The Charlottesville Clarion Call

‪I am among the privileged. I have never worried about discrimination. I have never had to even think much about racism. Growing up, I didn’t even know what Jim Crow was or how recent it was (or that in many ways still in practice). I didn’t understand the systemic racism that has fueled our country. I didn’t understand how things like the GI Bill, HOAs, freeway/infrastructure placement, and the War on Drugs were designed to further the racist agenda. ‬

‪In case you haven’t seen the news, white supremacists (many with machine guns) have staged protests in Charlottesville, chanting things like “White Lives Matter” and “Soil and Blood”. If you think that the views on parade (with tiki torches) in Charlottesville are “fringe”, you need to understand our history a bit deeper.‬ and the current displays in Charlottesville are a clarion call. We cannot ignore racism any longer.

‪For too long, the “church in America” has either openly or with complicity helped perpetuate this racist agenda, when in fact, our faith calls us to stand with the oppressed.

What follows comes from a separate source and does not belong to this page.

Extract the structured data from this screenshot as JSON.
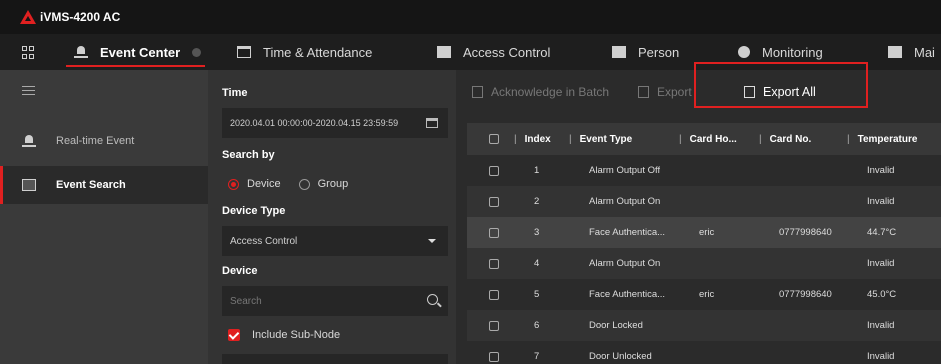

I don’t know what it means or what it looks like but we must take the lead in fighting racism and I don’t know what it means or looks like but White Evangelicals must be at the front of the line. Otherwise nothing will change. ‬

‪It’s past time we faced this issue head-on. Our God not only stands with the oppressed but calls us to do so as well. Our Savior lead with love, service and compassion, laying down His own life for His enemies. I have been wondering a lot lately: would I stand in between people and white supremacists with machine guns? Would I put myself in harm’s way so that other may know the love of God? I worry that the time when I need to answer those questions may be sooner than I’d like.‬

‪The church’s role is to upend systems of injustice and inequality, not perpetuate them. Christians must regain a subversive voice and practice the civil disobedience of love, pursuing equality in more than word. ‬

‪I am deeply troubled by the brazenness with which racism is on display these days but I know that being troubled is not enough. My heart breaks for those who are made to live in fear and subjugation. My heart breaks for those who hate others because of the color of their skin. I don’t know what to do. I don’t know how to move forward. I can condemn racism on my blog but what can I do in real life? I don’t know, but I want to find out.‬

‪Will you pray with me and for me? Would you help me understand the things I don’t? I don’t know what any of this means other than I can’t remain silent. How can Christians in America (how can *we*) walk in the humble confidence (in the face of evil) that the Light is winning? How can we make the hollow words of our founding fathers “liberty and justice for all” a reality? How can we dismantle systemic powers of racism and oppression?

‪I look forward to your thoughts.‪

“The LORD is a shelter for the oppressed, a refuge in times of trouble. Those who know your name trust in you, for you, O LORD, do not abandon those who search for you.”‪
(Psalm 9:9-10)
‪There are plenty of resources on this topic but here are some that I have found to be eye-opening:‬

What resources have helped you on this journey?